Oakland A’s 2018 Community Prospect List #5: Sean Murphy is elite behind the plate

2018-01-19T14:51:11-08:00

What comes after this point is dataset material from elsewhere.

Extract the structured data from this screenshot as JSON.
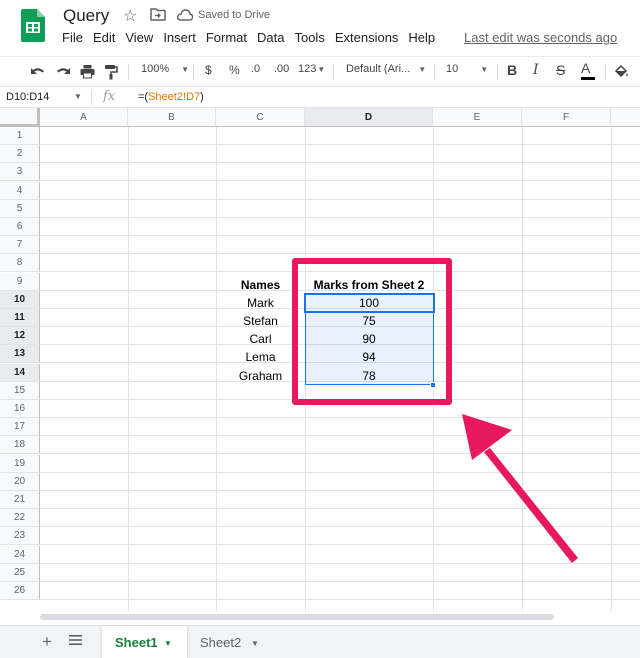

Optimistic take: He’s the Matt Chapman of catchers Our last vote on the Community Prospect list brought a rare twist, as the ballot ended in a perfect tie at the top. Sean Murphy and Jesus Luzardo each received 72 votes, which left it to me to cast the tiebreaking decision. My choice was Murphy. Here’s the current list, including their winning margins (the difference between his % of the vote, and the % of the runner-up): A.J. Puk, LHP (+62%) Franklin Barreto, SS (+56%) Jorge Mateo, SS (+22%) Dustin Fowler, OF (+24%) Sean Murphy, C (+0%) Last winter, Sean Murphy ranked 25th on our CPL. He had just been selected in the 3rd round of the draft, and that distinction was enough to help him crack the bottom of the list. Now he’s in the Top 5. Murphy’s calling card is his defense. On Thursday, MLB Pipeline ranked him fourth among all catching prospects, including a mention that he is “[one] of the better defenders at any position in the Minors.” His throwing arm earns even further praise, with an elite 70-grade — two other backstops received the same grade, but with a note that “Murphy [possesses] the most consistent footwork and release.” His defense alone is enough to virtually guarantee him an MLB career. His hitting is less of a sure thing. His scouting reports suggest he has power, but it hasn’t yet shown up outside of High-A Stockton in the hitter-friendly California League. His plate discipline has been good, though, with consistently low strikeout rates at each level and more walks than Ks in the Arizona Fall League. Add all that up, and you have the makings of the catcher version of Matt Chapman — top-notch defense and a game-changing throwing arm, power potential, and the ability to take a walk. That’s a best-case, super-optimistic way of looking at it, but the tools are there if he can maximize them. And he’s already on the fast track up, having graduated from High-A to Double-A halfway through his first full season. And what about that tour of Double-A? Murphy’s bat fell flat there in 53 games, but I’m giving him a mulligan for several reasons. Foremost, it was an incredibly aggressive promotion and it’s a bonus that he even played there at all so soon after being drafted. Furthermore, Midland is notoriously a pitcher’s park, and he’s a catcher which should earn him some extra patience at the plate as he develops. He also added a pair of dingers in 35 PAs in the Texas League playoffs, for what that’s worth. And finally, he showed improvement in the AFL (albeit still with no power), making that his most recent and highest-level sample to date. If he struggles again next summer then I’ll take it more seriously, but for now I’m not moved by his initially shaky line in the upper minors. Jesus Luzardo has an exciting ceiling and belongs in our Top 10, but he’s still a teenager coming off major surgery. My pick here is the more advanced catcher who already looks like a sure thing and also has the chance to be special when he gets here. Here is the process: Five candidates will be listed on the ballot. The voting will take place in the comments section. I will start with a comment listing all five players, and then I will respond to that with five new comments in the style of “Vote: Player Name” for each candidate. Please do not reply directly to the official “Vote” comments, so that the ballot can stay together in one group. Choose your ONE favorite by Rec’ing the comment with his name. Please only vote for one. The player who receives the most Rec’s earns the next spot on the CPL, while the remaining four players move on to the next ballot where they are joined by a new nominee. In the comments, below the official voting, the community will nominate players to be put onto the ballot for the next round. Similar to the ballot, I will start with a comment calling for nominations, which can then be made as a respons[...]